The exhibit does an excellent job of portraying the design differences between World War I and World War II era posters. Many posters from World War I use a great deal of text to offer arguments for voluntary rationing, whereas posters from World War II include photographic-quality images with slogans, similar to what we expect from advertisements today. The fact that many posters were aimed at women is also a theme that is well explored in the exhibit. The posters linked women’s domestic duties to men’s contributions as soldiers during both wars, specifically telling women that their conservation of food was just as important to the war effort as participating in the battles. Though the gendered nature of the advertisements was raised, the issue of class is conspicuously missing in the analysis. Because of their lengthy format and sophisticated arguments, many of the World War I posters would have only been accessible to those who had a significant amount of education. Those who were poor or part of the large population of immigrants present in the United States at the beginning of the 20th century were not necessarily part of the audience for these ads.

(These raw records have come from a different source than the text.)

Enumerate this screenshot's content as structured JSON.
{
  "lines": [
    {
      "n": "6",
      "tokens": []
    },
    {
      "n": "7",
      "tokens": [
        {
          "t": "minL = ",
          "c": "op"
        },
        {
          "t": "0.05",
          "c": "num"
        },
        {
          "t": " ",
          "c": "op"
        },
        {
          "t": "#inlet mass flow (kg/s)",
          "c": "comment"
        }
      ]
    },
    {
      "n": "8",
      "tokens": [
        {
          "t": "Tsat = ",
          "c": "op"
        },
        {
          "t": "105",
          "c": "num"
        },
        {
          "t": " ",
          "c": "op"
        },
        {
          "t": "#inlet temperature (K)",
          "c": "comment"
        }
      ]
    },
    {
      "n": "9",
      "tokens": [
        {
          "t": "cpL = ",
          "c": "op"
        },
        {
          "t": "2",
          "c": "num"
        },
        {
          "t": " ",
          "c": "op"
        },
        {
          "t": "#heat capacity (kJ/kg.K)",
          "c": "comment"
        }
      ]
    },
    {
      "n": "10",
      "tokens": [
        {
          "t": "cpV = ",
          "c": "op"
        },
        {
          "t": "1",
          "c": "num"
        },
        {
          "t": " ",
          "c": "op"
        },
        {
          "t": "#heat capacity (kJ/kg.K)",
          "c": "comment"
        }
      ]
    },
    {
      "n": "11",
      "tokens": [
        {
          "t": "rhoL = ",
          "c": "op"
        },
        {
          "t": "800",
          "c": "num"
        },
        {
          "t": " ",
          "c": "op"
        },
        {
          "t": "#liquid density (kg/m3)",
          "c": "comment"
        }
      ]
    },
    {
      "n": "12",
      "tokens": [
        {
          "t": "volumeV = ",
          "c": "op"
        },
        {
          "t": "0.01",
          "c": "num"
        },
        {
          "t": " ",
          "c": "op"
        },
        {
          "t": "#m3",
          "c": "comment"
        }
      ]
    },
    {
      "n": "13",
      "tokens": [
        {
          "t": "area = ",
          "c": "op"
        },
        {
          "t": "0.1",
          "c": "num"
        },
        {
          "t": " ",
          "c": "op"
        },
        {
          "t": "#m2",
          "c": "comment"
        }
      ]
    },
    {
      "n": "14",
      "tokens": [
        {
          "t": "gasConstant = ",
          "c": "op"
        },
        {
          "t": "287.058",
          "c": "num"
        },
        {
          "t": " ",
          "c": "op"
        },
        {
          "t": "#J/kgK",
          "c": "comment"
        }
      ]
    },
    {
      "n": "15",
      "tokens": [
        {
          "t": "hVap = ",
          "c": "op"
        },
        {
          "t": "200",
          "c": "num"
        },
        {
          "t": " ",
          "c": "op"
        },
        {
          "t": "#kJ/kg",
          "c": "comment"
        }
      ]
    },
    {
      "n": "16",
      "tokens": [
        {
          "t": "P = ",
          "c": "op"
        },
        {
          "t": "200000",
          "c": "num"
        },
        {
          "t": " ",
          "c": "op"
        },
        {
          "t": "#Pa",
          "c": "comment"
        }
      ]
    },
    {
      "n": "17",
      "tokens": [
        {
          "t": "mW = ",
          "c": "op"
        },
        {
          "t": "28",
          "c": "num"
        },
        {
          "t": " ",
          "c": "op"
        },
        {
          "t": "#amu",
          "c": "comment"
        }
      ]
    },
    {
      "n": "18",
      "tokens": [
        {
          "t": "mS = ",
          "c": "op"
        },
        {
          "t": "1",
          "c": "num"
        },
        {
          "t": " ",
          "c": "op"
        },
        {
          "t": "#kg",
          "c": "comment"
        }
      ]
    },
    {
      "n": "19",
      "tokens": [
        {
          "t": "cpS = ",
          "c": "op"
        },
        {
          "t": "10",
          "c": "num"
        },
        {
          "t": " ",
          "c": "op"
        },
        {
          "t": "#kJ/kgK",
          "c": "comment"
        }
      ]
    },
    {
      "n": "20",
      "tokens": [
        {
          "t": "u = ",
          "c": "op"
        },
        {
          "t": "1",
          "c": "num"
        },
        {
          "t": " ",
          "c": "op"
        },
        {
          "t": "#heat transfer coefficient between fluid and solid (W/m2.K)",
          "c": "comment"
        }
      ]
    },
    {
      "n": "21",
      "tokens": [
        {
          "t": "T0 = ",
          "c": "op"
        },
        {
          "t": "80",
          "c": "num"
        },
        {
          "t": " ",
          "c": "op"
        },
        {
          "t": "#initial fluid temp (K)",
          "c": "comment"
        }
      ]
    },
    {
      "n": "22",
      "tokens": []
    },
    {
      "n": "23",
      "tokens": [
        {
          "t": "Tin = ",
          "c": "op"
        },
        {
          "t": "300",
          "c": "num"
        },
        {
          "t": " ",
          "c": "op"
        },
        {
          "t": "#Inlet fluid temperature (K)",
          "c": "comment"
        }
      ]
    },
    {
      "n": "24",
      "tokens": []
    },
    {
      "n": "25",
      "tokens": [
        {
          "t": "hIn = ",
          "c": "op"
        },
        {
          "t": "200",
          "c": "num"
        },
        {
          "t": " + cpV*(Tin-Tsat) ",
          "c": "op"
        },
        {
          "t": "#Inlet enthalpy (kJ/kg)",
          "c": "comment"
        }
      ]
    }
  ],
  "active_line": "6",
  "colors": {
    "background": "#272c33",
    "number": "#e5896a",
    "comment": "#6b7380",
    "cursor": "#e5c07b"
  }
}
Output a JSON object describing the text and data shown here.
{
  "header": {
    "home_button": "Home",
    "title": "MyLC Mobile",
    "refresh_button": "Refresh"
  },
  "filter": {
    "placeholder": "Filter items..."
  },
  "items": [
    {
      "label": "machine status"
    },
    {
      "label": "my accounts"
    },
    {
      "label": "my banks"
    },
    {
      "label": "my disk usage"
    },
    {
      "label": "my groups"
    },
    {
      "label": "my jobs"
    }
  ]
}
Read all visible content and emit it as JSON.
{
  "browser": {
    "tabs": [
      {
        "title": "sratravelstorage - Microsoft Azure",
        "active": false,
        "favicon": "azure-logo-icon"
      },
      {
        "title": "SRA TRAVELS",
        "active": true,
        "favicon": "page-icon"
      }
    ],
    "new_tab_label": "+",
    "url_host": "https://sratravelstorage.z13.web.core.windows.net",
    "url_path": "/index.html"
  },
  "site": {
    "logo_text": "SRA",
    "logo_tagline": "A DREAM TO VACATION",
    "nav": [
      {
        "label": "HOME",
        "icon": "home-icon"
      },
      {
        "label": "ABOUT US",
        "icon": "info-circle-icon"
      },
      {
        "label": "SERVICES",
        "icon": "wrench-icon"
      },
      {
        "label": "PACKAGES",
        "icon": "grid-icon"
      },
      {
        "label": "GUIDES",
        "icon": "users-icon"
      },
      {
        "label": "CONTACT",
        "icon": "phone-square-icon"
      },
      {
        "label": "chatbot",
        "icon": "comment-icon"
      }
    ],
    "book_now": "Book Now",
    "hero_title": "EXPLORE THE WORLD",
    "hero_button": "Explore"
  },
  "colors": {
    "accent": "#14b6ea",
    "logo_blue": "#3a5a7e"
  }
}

Posters were also created during this period that asked farmers to increase production and not worry about prices. These advertisements linked farming with military service, promoting the idea that staying home to operate the family farm was as important as serving in the military. Interestingly, these posters aimed directly at farmers were not in large part produced by the USDA or any other government agency. Instead direct contact with farmers prior to 1922 was done through state agricultural colleges or farm extension offices. These local agencies produced wartime posters aimed at increasing farm production in their own particular area. Because they were locally produced, the messages in these farm posters vary significantly by region. It is also pointed out that many of the advertisements to farmers from World War II came from Purina Mills instead of the government. There were limited examples of those advertisements featured in the exhibit and not examined in detail.
During World War I, nationally recognized artists designed posters. These men and women worked for the Division of Pictorial Publicity within the Committee on Public Information and produced artistic images for national patriotic campaigns. During World War I these somber images relayed the seriousness of the war effort and the important part everyone played in the effort. By the time of World War II the soberness of images had been replaced with idealism and emotion.
Overall Beans are Bullets & Of Course I Can is an informative online exhibit that handles its subject matter extremely well. Though the posters make up the majority of the graphics displayed, photographs are interwoven throughout the sections. These period photos show how the posters were used inside public spaces or as part of shop displays. The photos illustrate how consumers would have seen and potentially interacted with the posters. The online exhibit does not fully exploit the possibilities of media on the internet, instead keeping to a very standard format for online exhibits by simply expanding graphic content and information through electronic means. None of the content seems to be aimed at children or young adults. Although the information presented and substantial graphic content has the potential to be ideal for use in the classroom, no resources for teachers were included on the website.
Stephanie A. T. Jacobe
Louis Berger Group, Inc.